Just one small problem here: this advice assumes you have a baby THAT SLEEPS IN THE DAY.

I didn't.

The beady-eyed tiny tyrant simply refused.

Oh I tried everything. I shushed, I soothed, I 'placed the baby firmly down', I begged, I pleaded. Still nothing. One day I actually walked around the house with my sleep mask attached to my head, so eager was I to really get on board with this advice. I was ready, at a moment's notice, to drop onto the floor, in manner of bootcamp, but instead of doing press-ups, just press-downs, and sleep. Even if that meant face planting the kitchen floor.

That was the day that Baby Britney (BB) stayed wake for ELEVEN HOURS STRAIGHT. I kid you not. That's not even possible according to medical experts. Ha! We laugh in the face of medical experts here! Sleep is for losers.

As BB got older, she has started to nap a little in the day. But we're talking 20 minutes at a time, and this was at 15 weeks old. I don't know about you, but it takes me at least 20 minutes to drop off, even when exhausted. That means that just as you are drifting off, you are woken by a screaming tiny tyrant in your ear hole. Try this every day for 15 weeks, it really is an absolute treat. If anyone had told me before I had a baby that I'd be crying and dry-heaving into a sink through tiredness, I would have thought them a gross over-exagerator. Now I understand.

So do be careful if you're tempted to trill this in the face of a new mother. She may just muster up the energy to strangle you.

Wednesday, January 22, 2014

Remember Me?!


I'm back!

Yes, me!

Huge apologies for the radio silence. I've been a teeny tiny bit busy, what with, y'know, growing a human being, bringing that human being into the world, then dealing with the Vietnam style fall-out of trying to keep them alive for the last 18 weeks.

The good news is that they are alive, as am I. Older, fatter and more haggard, but nothing that a large box of wine and a full face of botox can't sort out. In fact, forget the Bounty bag they give you as they leave hospital, ever new mother should have a crate of Sauv Blanc and a surgeon with a hypodermic waiting in the wings.


I know you're full of questions: What's it like having a baby? What's it like being a mum?

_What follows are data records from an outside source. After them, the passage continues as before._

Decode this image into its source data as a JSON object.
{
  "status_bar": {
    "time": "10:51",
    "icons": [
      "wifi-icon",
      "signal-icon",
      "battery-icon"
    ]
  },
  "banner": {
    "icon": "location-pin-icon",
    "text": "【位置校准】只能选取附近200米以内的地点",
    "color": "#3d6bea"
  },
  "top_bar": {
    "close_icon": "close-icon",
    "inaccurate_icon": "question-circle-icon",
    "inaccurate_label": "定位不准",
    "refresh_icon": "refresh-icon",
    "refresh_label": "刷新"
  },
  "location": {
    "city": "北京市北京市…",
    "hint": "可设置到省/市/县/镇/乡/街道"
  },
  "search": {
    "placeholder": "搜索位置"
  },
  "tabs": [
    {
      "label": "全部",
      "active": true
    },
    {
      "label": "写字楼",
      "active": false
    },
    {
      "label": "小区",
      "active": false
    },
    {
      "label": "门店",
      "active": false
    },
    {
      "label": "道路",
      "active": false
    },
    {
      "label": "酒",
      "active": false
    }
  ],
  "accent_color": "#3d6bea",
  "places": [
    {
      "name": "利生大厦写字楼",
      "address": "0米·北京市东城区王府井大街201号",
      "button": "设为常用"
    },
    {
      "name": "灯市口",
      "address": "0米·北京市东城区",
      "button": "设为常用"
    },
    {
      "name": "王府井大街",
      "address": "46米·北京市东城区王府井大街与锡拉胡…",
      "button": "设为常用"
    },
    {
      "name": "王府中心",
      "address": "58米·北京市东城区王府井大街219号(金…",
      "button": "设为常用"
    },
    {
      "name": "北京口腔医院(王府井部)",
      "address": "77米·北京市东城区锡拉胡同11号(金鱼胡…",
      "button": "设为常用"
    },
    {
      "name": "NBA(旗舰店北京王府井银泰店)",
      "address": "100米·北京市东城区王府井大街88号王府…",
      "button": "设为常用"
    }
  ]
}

What's it like (braces self) GIVING BIRTH? 

Well, pull up a seat, relax, and if you're in Dubai, pop on your Ugg boots and hoodie (is there any need for this Winter's freezing temperatures?!) and I will tell all. I warn you, it ain't all pretty and there's no earth mother in sight.